Author’s Note: So, after I did one piece that involved the use of prompts from Three Word Wednesday, I had ideas that allowed me to use the same words again. This time it was a part of something else, something longer, though where/if it belongs in that story is debatable.
Today’s words: cumbersome, morbid, and rampage.
“You’re being morbid again, aren’t you?”
Cress put the phone back in his pocket, not sure how Stone always seemed to find him after he ended one of those calls. True, he’d been staring out the window for a while now, but that still didn’t explain how his brother-in-law had that kind of timing. Unless, of course, Occie had sent him, but why wouldn’t she have come herself? That didn’t make much sense.
“What makes you think I’m being morbid?”
“That cumbersome load you bear. ‘Heavy is the head that wears the crown,’” Stone said, leaning against the wall next to Cress.
With a frown, Cress tried not to fidget under the other man’s gaze. Stone had always been intimidating, intentionally or not, and he didn’t like the feeling he got from those words. That idea sickened him. They didn’t really believe he was on some kind of power trip, did they? “I’m not the king. You don’t honestly think I think of myself that way, do you?”
“No. It was just a fitting quote. I suppose a more apt one would be that you’re drowning under all that responsibility.”
Cress snorted, not bothering to remind him that it was almost impossible to drown someone like him. “Hmm. Should have given it to the one who’s a rock, then.”

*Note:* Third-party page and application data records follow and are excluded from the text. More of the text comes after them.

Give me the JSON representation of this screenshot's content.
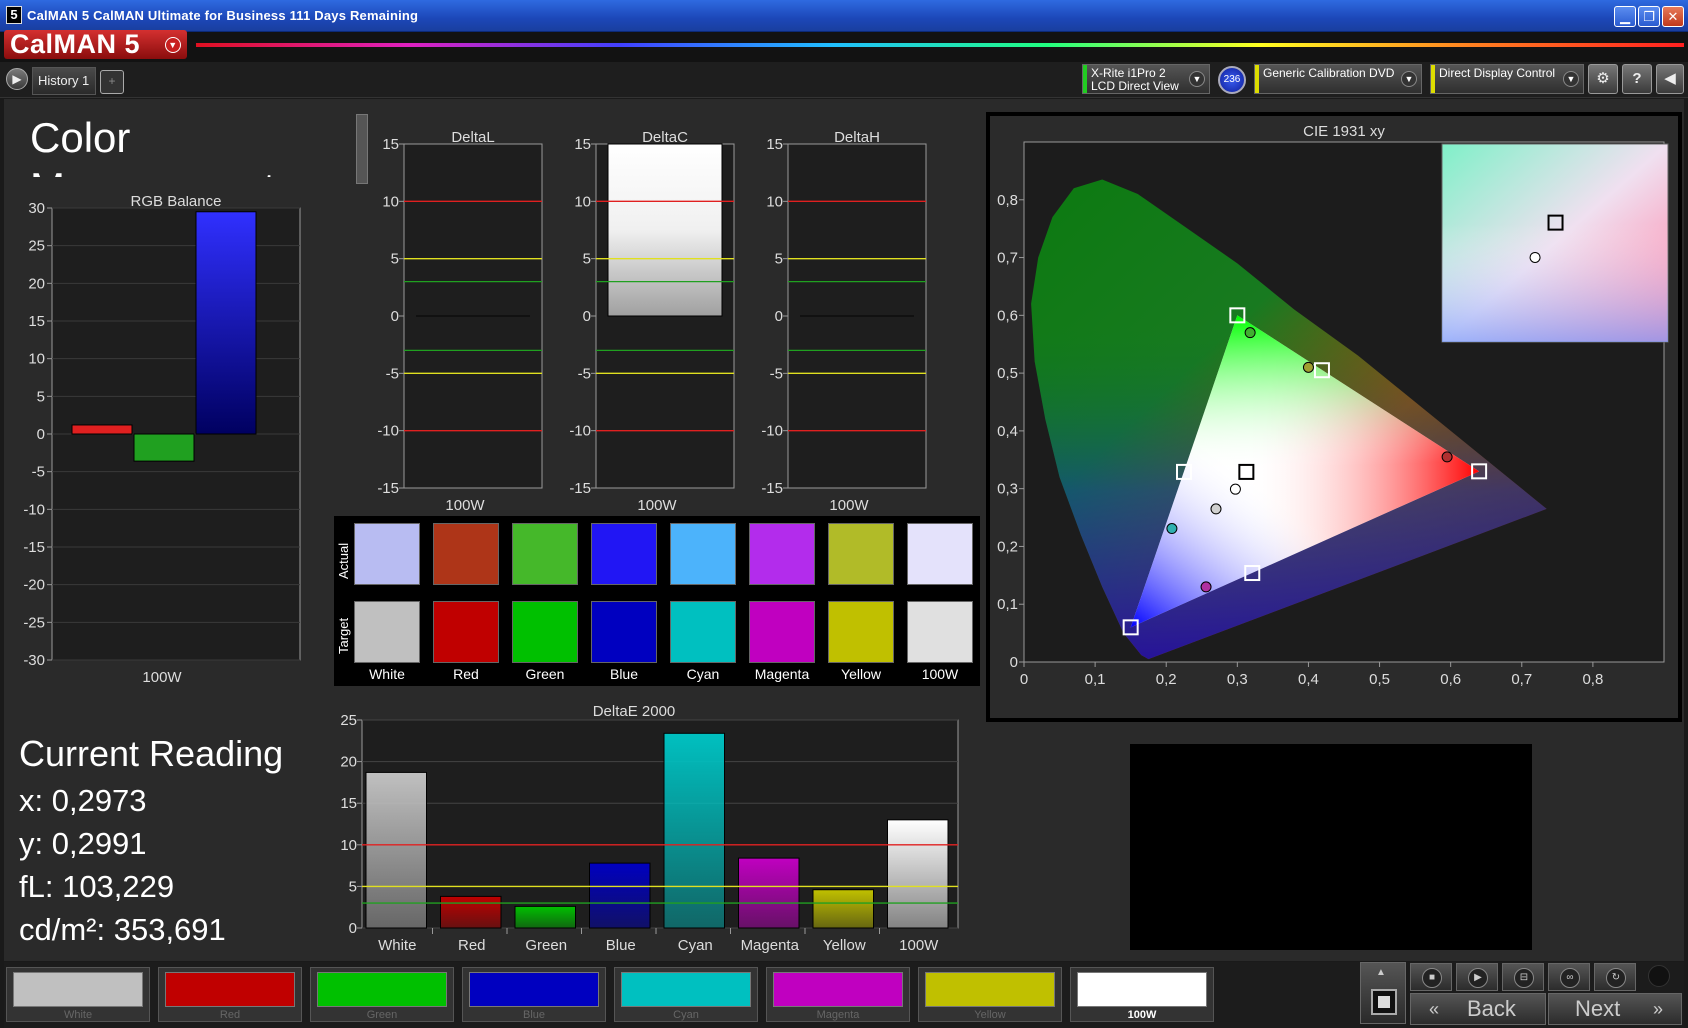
{
  "window": {
    "title": "CalMAN 5 CalMAN Ultimate for Business 111 Days Remaining",
    "icon_glyph": "5",
    "controls": [
      "minimize-icon",
      "restore-icon",
      "close-icon"
    ]
  },
  "logo": {
    "text": "CalMAN 5"
  },
  "toolbar": {
    "history_tab": "History 1",
    "add_tab": "+",
    "meter": {
      "line1": "X-Rite i1Pro 2",
      "line2": "LCD Direct View",
      "stripe_color": "#22cc22"
    },
    "meter_badge": "236",
    "source": {
      "line1": "Generic Calibration DVD",
      "stripe_color": "#dddd00"
    },
    "display": {
      "line1": "Direct Display Control",
      "stripe_color": "#dddd00"
    },
    "settings_icon": "gear-icon",
    "help_label": "?",
    "collapse_icon": "chevron-left-icon"
  },
  "page": {
    "title_line1": "Color",
    "title_line2": "Management"
  },
  "rgb_balance": {
    "title": "RGB Balance",
    "category": "100W",
    "yticks": [
      "30",
      "25",
      "20",
      "15",
      "10",
      "5",
      "0",
      "-5",
      "-10",
      "-15",
      "-20",
      "-25",
      "-30"
    ],
    "ylim": [
      -30,
      30
    ],
    "values": {
      "red": 1.2,
      "green": -3.6,
      "blue": 29.5
    }
  },
  "delta_charts": [
    {
      "title": "DeltaL",
      "category": "100W",
      "value": 0.0
    },
    {
      "title": "DeltaC",
      "category": "100W",
      "value": 15.0
    },
    {
      "title": "DeltaH",
      "category": "100W",
      "value": 0.0
    }
  ],
  "delta_ticks": [
    "15",
    "10",
    "5",
    "0",
    "-5",
    "-10",
    "-15"
  ],
  "swatch_grid": {
    "actual_label": "Actual",
    "target_label": "Target",
    "names": [
      "White",
      "Red",
      "Green",
      "Blue",
      "Cyan",
      "Magenta",
      "Yellow",
      "100W"
    ],
    "actual": [
      "#b8bcf2",
      "#ae3518",
      "#45b82a",
      "#2116f4",
      "#4cb3fb",
      "#b32cec",
      "#b1bb28",
      "#e4e2fb"
    ],
    "target": [
      "#c0c0c0",
      "#c00000",
      "#00c000",
      "#0000c0",
      "#00c0c0",
      "#c000c0",
      "#c0c000",
      "#e0e0e0"
    ]
  },
  "cie": {
    "title": "CIE 1931 xy",
    "xticks": [
      "0",
      "0,1",
      "0,2",
      "0,3",
      "0,4",
      "0,5",
      "0,6",
      "0,7",
      "0,8"
    ],
    "yticks": [
      "0",
      "0,1",
      "0,2",
      "0,3",
      "0,4",
      "0,5",
      "0,6",
      "0,7",
      "0,8"
    ],
    "targets": [
      {
        "name": "Red",
        "x": 0.64,
        "y": 0.33
      },
      {
        "name": "Green",
        "x": 0.3,
        "y": 0.6
      },
      {
        "name": "Blue",
        "x": 0.15,
        "y": 0.06
      },
      {
        "name": "Cyan",
        "x": 0.225,
        "y": 0.329
      },
      {
        "name": "Magenta",
        "x": 0.321,
        "y": 0.154
      },
      {
        "name": "Yellow",
        "x": 0.419,
        "y": 0.505
      },
      {
        "name": "White",
        "x": 0.3127,
        "y": 0.329
      }
    ],
    "measured": [
      {
        "name": "Red",
        "x": 0.595,
        "y": 0.355,
        "color": "#b03030"
      },
      {
        "name": "Green",
        "x": 0.318,
        "y": 0.57,
        "color": "#40b030"
      },
      {
        "name": "Yellow",
        "x": 0.4,
        "y": 0.51,
        "color": "#a0a030"
      },
      {
        "name": "Cyan",
        "x": 0.208,
        "y": 0.231,
        "color": "#30b0b0"
      },
      {
        "name": "Magenta",
        "x": 0.256,
        "y": 0.13,
        "color": "#b030a0"
      },
      {
        "name": "White",
        "x": 0.2973,
        "y": 0.2991,
        "color": "#ffffff"
      },
      {
        "name": "100W",
        "x": 0.27,
        "y": 0.265,
        "color": "#d0d0d0"
      }
    ],
    "inset": {
      "target": {
        "x": 0.3127,
        "y": 0.329
      },
      "measured": {
        "x": 0.2973,
        "y": 0.2991
      }
    }
  },
  "reading": {
    "title": "Current Reading",
    "x": "x: 0,2973",
    "y": "y: 0,2991",
    "fl": "fL: 103,229",
    "cdm2": "cd/m²: 353,691"
  },
  "chart_data": {
    "type": "bar",
    "title": "DeltaE 2000",
    "categories": [
      "White",
      "Red",
      "Green",
      "Blue",
      "Cyan",
      "Magenta",
      "Yellow",
      "100W"
    ],
    "values": [
      18.7,
      3.8,
      2.6,
      7.8,
      23.4,
      8.4,
      4.6,
      13.0
    ],
    "colors": [
      "#c0c0c0",
      "#c00000",
      "#00c000",
      "#0000c0",
      "#00c0c0",
      "#c000c0",
      "#c0c000",
      "#ffffff"
    ],
    "yticks": [
      "25",
      "20",
      "15",
      "10",
      "5",
      "0"
    ],
    "ylim": [
      0,
      25
    ],
    "thresholds": [
      {
        "value": 10,
        "color": "#e02020"
      },
      {
        "value": 5,
        "color": "#e0e020"
      },
      {
        "value": 3,
        "color": "#20a020"
      }
    ]
  },
  "bottom": {
    "swatches": [
      {
        "label": "White",
        "color": "#c0c0c0"
      },
      {
        "label": "Red",
        "color": "#c00000"
      },
      {
        "label": "Green",
        "color": "#00c000"
      },
      {
        "label": "Blue",
        "color": "#0000c0"
      },
      {
        "label": "Cyan",
        "color": "#00c0c0"
      },
      {
        "label": "Magenta",
        "color": "#c000c0"
      },
      {
        "label": "Yellow",
        "color": "#c0c000"
      },
      {
        "label": "100W",
        "color": "#ffffff"
      }
    ],
    "back_label": "Back",
    "next_label": "Next"
  }
}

Stone gave him a look, his eyes darkening. “What, so I could sink right to the bottom?”
Cress shook his head. “Just always figured you were stronger than me. Would have suited you better, perhaps.”
Stone grunted, taking out his latest carving and studying it. The details were more intricate this time, and Cress wasn’t sure he should point out that a normal carver would never have been able to get the granite to do that. “There’s a reason we look to you. Any one of us could have stood up in that role a long time ago, but no one wants to. You’re the only martyr among us.”
“I am not a martyr, either.”
“Please. Like I don’t know who you just called and why you did and how much it hurts you that you’re here and she’s there. I can’t stand having Occie out of my sight half the time, but you don’t even get to see yours more than once a year if you’re lucky.”
Cress rolled his eyes. “If you think I don’t know why you’re worried about my sister, you’re the fool. I probably knew before she did. Definitely before you did. I can sense emotions, remember? I knew she was in love with you long before she would admit it, and she didn’t have to tell me about the wedding. I don’t know how to get you or her out of this mess we’re in, though.”
“You want to send us away now, too?”
“Playing favorites again.”
Cress lowered his head, leaning against the window. “If one thing went wrong in a fight, that could be it. It could all be over. These people aren’t interested in taking captives. They want us dead, though I keep thinking it doesn’t fit with some of their other actions, but how else do you explain the live ammunition? Those aren’t blanks or that other kind of bullet… The… uh…”
“Relax. We’re not military. No one expects you to know all the terminology or lead us like a spec ops team. We’re just what we are, nothing more, nothing less. True, you’re something a bit more than the rest of us, but that’s different.”
“I want you and Occie to go, Stone. Tomorrow, preferably. I’ll take the team in the other direction, lead the agents away from you, but I need you to go.”
“You need us, and you know it. You can’t do this alone, no matter how talented you are, and do you really think the team will be okay with that? Some of them can’t forgive Enya for going, and she had a better reason to go.”
Cress looked at him. “You two are married now. You waited long enough for that, and if Occie gets pregnant—”
“You’re thinking like a brother right now. An older, protective brother. You need to think of the team. She’s not an invalid, and you always stand between her and the worst of it anyway. Even if she’s nowhere near the fight—where I tend to think she should be, too, even though I know she’s strong enough—after it’s over, you need her and you know it. You can’t ignore that. What happens the next time some rogue goes on a rampage and you nearly kill yourself stopping them? Who’s going to pull you out of it if you send Occie away?”
“That doesn’t matter. If you stay—”
“We have to argue about this later. They’re here.”